– All Things Shining, Hubert Dreyfus and Sean Dorrance Kelly
This sense of the being, of the default ‘style’, of organisations (and the people who work in them) is spelled out clearly by Vik Maraj in an interview published on the Huffington Post where he talks about the challenge of transforming the not for profit sector:
“Question: What is the over-arching challenge in the not for profit sector?
Answer: We act mostly inside of a context of charity not empowerment. Very few people are “learning to fish”. And this is a societal issue not just a not for profit issue.
Question: With respect to the not for profit sector, what is the truth that we don’t want to talk about?
Answer. We compete with each other with a smile on. We protect ourselves. And we collaborate in an opportunistic way. And the game is rigged such that this behaviour is almost inevitable. And the rigging is usually done by a decades old governmental policy…….
At first some of the obvious challenges are a lack of funding, a lack of resources, a lack of volunteers, turnover, a lack of being valued, lower salaries, lack of training and development, lack of policy, political unwillingness, the economy, etc. There are many more that I have not mentioned and what they all have in common is that none of them are the real problem.
Question: What’s the real problem, and what’s the answer?
Answer: The real problem is that we don’t collaborate and align our vast, often duplicated resources, talents, and mandates, to have a collective voice. Collaboration is both a missing mindset as well as a missing process. We mostly define collaboration as “getting together”. As one of our clients said, “[we act as] independent islands chipping away at symptoms”.
Almost all transformative change started with a series of small groups led by a few courageous people. They came together to tell the truth to one another, did the tough work to get over their differences, and then whole-heartedly went after an intolerable circumstance that each could not surmount on their own! The answer is to move from a “me or you” mindset to a “me and you mindset” and to stop pretending that we are always noble or even often noble!
Question: If this is the answer, at least one powerful answer – so then why aren`t we doing it?
Answer: Good question. Given the common goals, overlapping skillsets, and in many cases overlapping client bases and services, why aren’t we truly collaborating and coming together to increase the power of our voice and share resources, information, and talent? Why? The answer is that there is too much self-interest and survival thinking to allow for this. Making it and surviving forms an almost inescapable context within which people operate.

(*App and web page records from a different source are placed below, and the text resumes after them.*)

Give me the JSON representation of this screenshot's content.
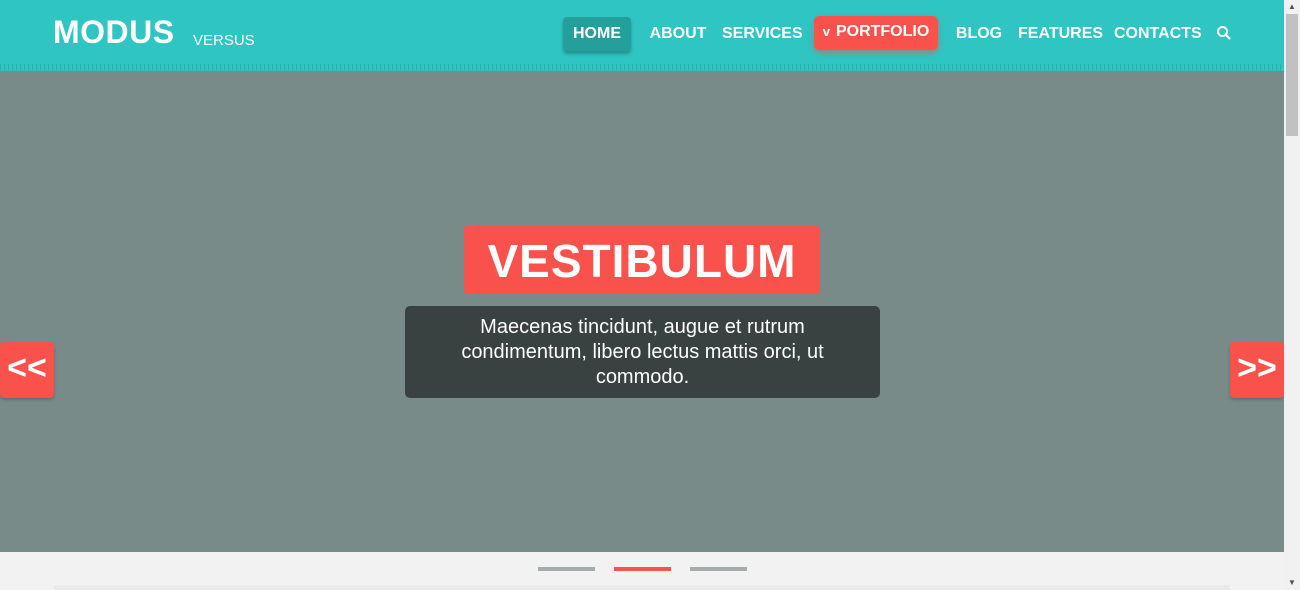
{
  "header": {
    "logo": "MODUS",
    "logo_sub": "VERSUS",
    "nav": {
      "home": "HOME",
      "about": "ABOUT",
      "services": "SERVICES",
      "portfolio": "PORTFOLIO",
      "portfolio_chevron": "v",
      "blog": "BLOG",
      "features": "FEATURES",
      "contacts": "CONTACTS"
    },
    "search_icon": "search-icon"
  },
  "hero": {
    "title": "VESTIBULUM",
    "caption": "Maecenas tincidunt, augue et rutrum condimentum, libero lectus mattis orci, ut commodo.",
    "prev_label": "<<",
    "next_label": ">>"
  },
  "slider": {
    "active_slide": 2,
    "slide_count": 3
  },
  "colors": {
    "header": "#2ec5c3",
    "accent": "#f9514b",
    "hero_bg": "#798b89",
    "caption_bg": "#394141"
  }
}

If you are awake and have any lived experience of the for profit sector you will see the parallels.
Summing up, excellence in CRM and Customer Experience requires a transformation in the character (being) of organisations (and the people in the organisations especially the Tops) not just a change of clothes to project a more ‘customer friendly’ personality. This is a challenge that few have taken on wholeheartedly – arguably the CRM and Customer Experience fixes were actions designed to bypass the need for a genuine shift in being, in transforming from extractive capitalism to conscious capitalism.